Super-Size Me: The Media, Meyer, and Merton

Dick Meyer's Against the Grainis up, and it's got plenty to digest over your morning oatmeal.

His conclusion about the media, hype and manipulation:

The press is just one part, one syringe in our complicated "present age," an age of the super-sized image. But it happens to be one arena where people at least get the ammunition to make up their own minds. That strikes me as a far less frustrating endeavor than constant cynicism and the vigilant, Sisyphean search for bias, slant and manipulation.

Daniel Boorstin, an incredibly generous and kindly thinker, had this advice for me and for all of us who try, with muddled success, to occasionally demystify our world: "…I remain confident that what dominates American experience today is not reality. If I can only dispel some of the mists, the reader may then better discover his own real perplexity. He may better see the landscape to find whatever road he chooses."

Choosing carefully, I think, is what is most important.
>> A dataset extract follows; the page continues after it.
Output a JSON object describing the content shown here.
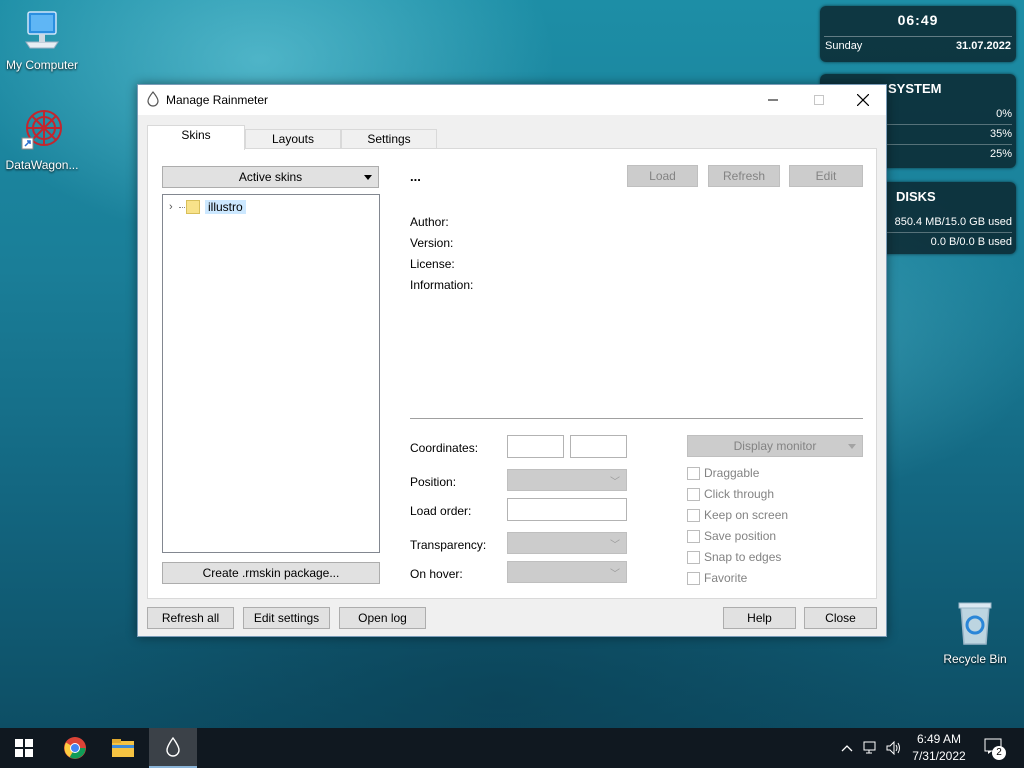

Reading Dick's ruminations, I was reminded of a personal hero of mine, Thomas Merton, the Trappist monk and writer who wrestled repeatedly with notions of what is real, what is true, and what is illusion. Merton's life was spent in the jungles of contemplation and prayer, in a creaky monastery in Kentucky, stalking that most elusive of prey, the authentic self. He once wrote:
As long as I assume that the world is something I discover by turning on the radio . . . I am deceived from the start.
Merton clearly grasped something so many in our secularized age have forgotten: that what we can trust, and what is true, lies in what we believe. It goes beyond what we read or hear or watch. In Merton's Catholic sensibility (fed, as well, by his interest in Buddhism), our sense of the divine – or, if you will, The Divine -- calls us to a deeper understanding and recognition of the world around us:
At the center of our being is a point of nothingness which is untouched by sin and by illusion, a point of pure truth, a point or spark which belongs entirely to God, which is never at our disposal, from which God disposes our lives, which is inaccessible to the fantasies of our own mind or the brutalities of our own will. This little point of nothingness and of absolute poverty is the pure glory of God in us. It is, so to speak, His name written in us…It is like a pure diamond, blazing with the invisible light of heaven. It is in everybody, and if we could see it we would see these billions of points of light coming together in the face and blaze of a sun that would make all the darkness and cruelty of life vanish completely.
None of this, of course, has all that much to do with what is happening in the news today. But Dick, as he often does, got me to thinking.

Read the rest of his column, and prepare to be provoked.